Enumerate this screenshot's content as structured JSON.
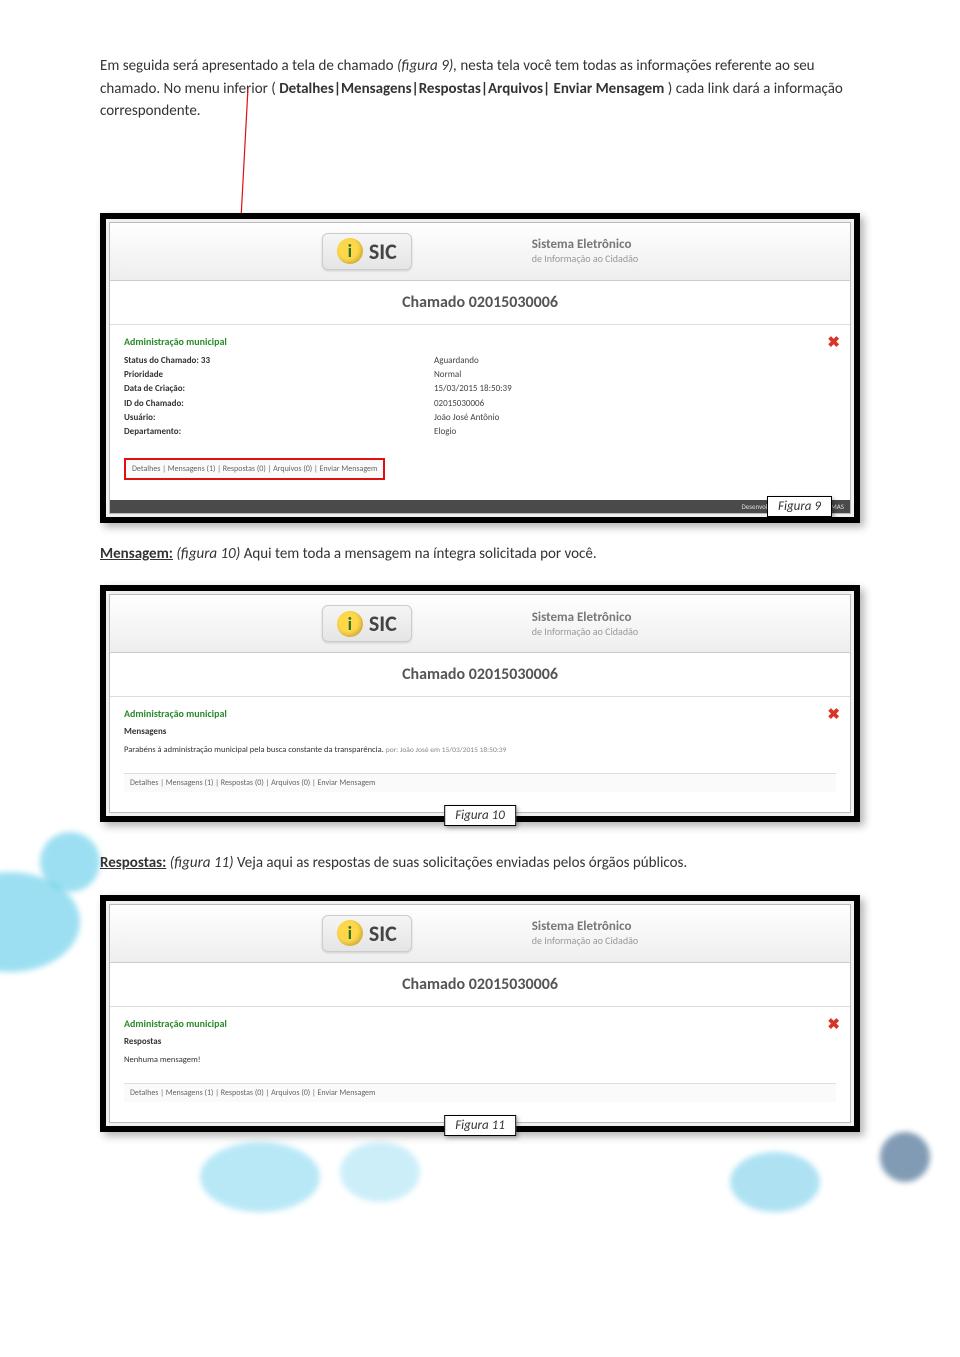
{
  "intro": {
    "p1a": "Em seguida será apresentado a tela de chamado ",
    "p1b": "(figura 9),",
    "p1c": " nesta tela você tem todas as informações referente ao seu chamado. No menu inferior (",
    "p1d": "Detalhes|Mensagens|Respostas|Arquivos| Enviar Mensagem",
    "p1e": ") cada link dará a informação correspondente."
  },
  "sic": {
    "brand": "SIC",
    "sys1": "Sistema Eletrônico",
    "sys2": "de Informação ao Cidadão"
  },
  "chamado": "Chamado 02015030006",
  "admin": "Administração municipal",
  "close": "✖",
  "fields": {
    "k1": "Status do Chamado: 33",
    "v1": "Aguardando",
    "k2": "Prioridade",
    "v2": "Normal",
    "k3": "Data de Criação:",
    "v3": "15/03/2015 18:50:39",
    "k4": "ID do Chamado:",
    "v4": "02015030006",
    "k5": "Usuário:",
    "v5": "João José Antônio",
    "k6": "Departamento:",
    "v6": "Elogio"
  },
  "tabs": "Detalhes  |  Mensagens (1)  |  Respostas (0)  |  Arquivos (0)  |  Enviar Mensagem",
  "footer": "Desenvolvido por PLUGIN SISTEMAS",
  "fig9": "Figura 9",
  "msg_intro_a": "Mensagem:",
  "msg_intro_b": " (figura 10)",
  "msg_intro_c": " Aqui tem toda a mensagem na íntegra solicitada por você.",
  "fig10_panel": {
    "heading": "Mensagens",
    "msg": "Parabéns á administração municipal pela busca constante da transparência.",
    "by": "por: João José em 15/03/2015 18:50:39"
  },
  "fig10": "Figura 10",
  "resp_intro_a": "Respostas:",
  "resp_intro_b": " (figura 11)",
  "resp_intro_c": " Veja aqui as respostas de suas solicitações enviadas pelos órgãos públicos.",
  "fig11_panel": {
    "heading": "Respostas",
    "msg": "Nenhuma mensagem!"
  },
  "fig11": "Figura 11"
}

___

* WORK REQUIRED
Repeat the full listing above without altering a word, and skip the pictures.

* ANSWER TO THE PROBLEM
Enumerate this screenshot's content as structured JSON.
{
  "intro": {
    "p1a": "Em seguida será apresentado a tela de chamado ",
    "p1b": "(figura 9),",
    "p1c": " nesta tela você tem todas as informações referente ao seu chamado. No menu inferior (",
    "p1d": "Detalhes|Mensagens|Respostas|Arquivos| Enviar Mensagem",
    "p1e": ") cada link dará a informação correspondente."
  },
  "sic": {
    "brand": "SIC",
    "sys1": "Sistema Eletrônico",
    "sys2": "de Informação ao Cidadão"
  },
  "chamado": "Chamado 02015030006",
  "admin": "Administração municipal",
  "close": "✖",
  "fields": {
    "k1": "Status do Chamado: 33",
    "v1": "Aguardando",
    "k2": "Prioridade",
    "v2": "Normal",
    "k3": "Data de Criação:",
    "v3": "15/03/2015 18:50:39",
    "k4": "ID do Chamado:",
    "v4": "02015030006",
    "k5": "Usuário:",
    "v5": "João José Antônio",
    "k6": "Departamento:",
    "v6": "Elogio"
  },
  "tabs": "Detalhes  |  Mensagens (1)  |  Respostas (0)  |  Arquivos (0)  |  Enviar Mensagem",
  "footer": "Desenvolvido por PLUGIN SISTEMAS",
  "fig9": "Figura 9",
  "msg_intro_a": "Mensagem:",
  "msg_intro_b": " (figura 10)",
  "msg_intro_c": " Aqui tem toda a mensagem na íntegra solicitada por você.",
  "fig10_panel": {
    "heading": "Mensagens",
    "msg": "Parabéns á administração municipal pela busca constante da transparência.",
    "by": "por: João José em 15/03/2015 18:50:39"
  },
  "fig10": "Figura 10",
  "resp_intro_a": "Respostas:",
  "resp_intro_b": " (figura 11)",
  "resp_intro_c": " Veja aqui as respostas de suas solicitações enviadas pelos órgãos públicos.",
  "fig11_panel": {
    "heading": "Respostas",
    "msg": "Nenhuma mensagem!"
  },
  "fig11": "Figura 11"
}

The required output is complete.